After months of late night phone calls from London to LA, emails, planning and working out what I'm going to wear, everything was finally pinned down and I was flown out to Los Angeles for five intense days.
This is what happened to the lucky skinny b***ard from London, who was given the chance to pretend to read minds in America. For TV. Boom!
The adventure began on sexy Air New Zealand. They have these fancy brand new planes flying between London and LA, and I found myself in premium economy, with a real life actual celebrity sat across the aisle.
The ten and a half hours zoomed by thanks to sexy mood lighting (oooh it's all gone purple), having windows in the toilets (ooooh I'm peeing over the Grand Canyon), having a crap load (I think that's the official term) of movies and films to watch from the moment you get on board to the moment you get off (I was watching Family Guy as we left the runway), having food and drink that you can order whenever you want from the TV. It all made me feel like a star before even landing.
Air New Zealand have these space seats with hard shells so no one reclines into you, it's your own private cocoon, so I had a little nap and then spent a good few hours with my Mac plugged into my space seat typing out the final few ideas for the script meeting I'd have on my first morning.

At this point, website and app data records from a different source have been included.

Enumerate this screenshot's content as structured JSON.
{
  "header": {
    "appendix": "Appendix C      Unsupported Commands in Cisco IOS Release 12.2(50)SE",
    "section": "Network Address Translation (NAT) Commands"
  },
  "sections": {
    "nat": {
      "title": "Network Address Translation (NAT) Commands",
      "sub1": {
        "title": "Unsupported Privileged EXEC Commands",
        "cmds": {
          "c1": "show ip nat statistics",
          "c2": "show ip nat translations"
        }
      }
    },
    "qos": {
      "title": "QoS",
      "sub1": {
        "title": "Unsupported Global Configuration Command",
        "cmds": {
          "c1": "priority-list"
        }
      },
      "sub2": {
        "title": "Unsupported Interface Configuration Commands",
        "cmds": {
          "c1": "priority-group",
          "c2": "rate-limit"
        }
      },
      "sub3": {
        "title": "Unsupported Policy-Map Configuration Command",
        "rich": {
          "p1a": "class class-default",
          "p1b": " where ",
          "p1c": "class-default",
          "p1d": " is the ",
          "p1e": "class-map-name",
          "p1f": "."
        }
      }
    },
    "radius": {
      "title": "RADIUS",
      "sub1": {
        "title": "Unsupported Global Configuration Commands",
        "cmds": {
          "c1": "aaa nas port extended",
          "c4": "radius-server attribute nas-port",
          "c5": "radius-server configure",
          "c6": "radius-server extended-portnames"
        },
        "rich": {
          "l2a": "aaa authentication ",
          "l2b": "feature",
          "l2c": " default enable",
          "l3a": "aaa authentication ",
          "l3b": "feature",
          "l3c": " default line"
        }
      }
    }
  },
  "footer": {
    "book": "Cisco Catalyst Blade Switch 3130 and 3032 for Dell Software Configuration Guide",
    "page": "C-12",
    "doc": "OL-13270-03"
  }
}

So I landed, obviously, and within 25 minutes was in a town car heading to the Hollywood Roosevelt. Genuinely it was that quick. In to my room, quick bit of room service, TV on, eyes shut, next thing I know it's 7am. Perfect. Up I get, check the schedule, which has been emailed over night, and see my plan for the next few days. For that day (Thursday) it was a 10am meeting, followed by a visit to the locations, then scripting followed by another day of meetings and rehearsals, then two days of shooting before heading back home. I was quite concerned at the lack of time to shop or get a suntan. It seemed I was a busy mind reader who can't read minds.
I quickly learnt my first big LA fact - meeting times; they're a bit more of a guideline rather than a start time. So as my 10am meeting was pushed back to 11am, I took the advantage of the warm January morning to lie by the pool and listen to some of the Alan Partidge audiobook. A few lolz and a slight doze off later I was ready to meet my team.
So now it was time to properly start work, were the experiences going to match up to how I expected it to be? Was I going to get a trailer? Was there going to be any time to shop? Find out in the next exciting installment of Am I A Star Yet?Suggest a correction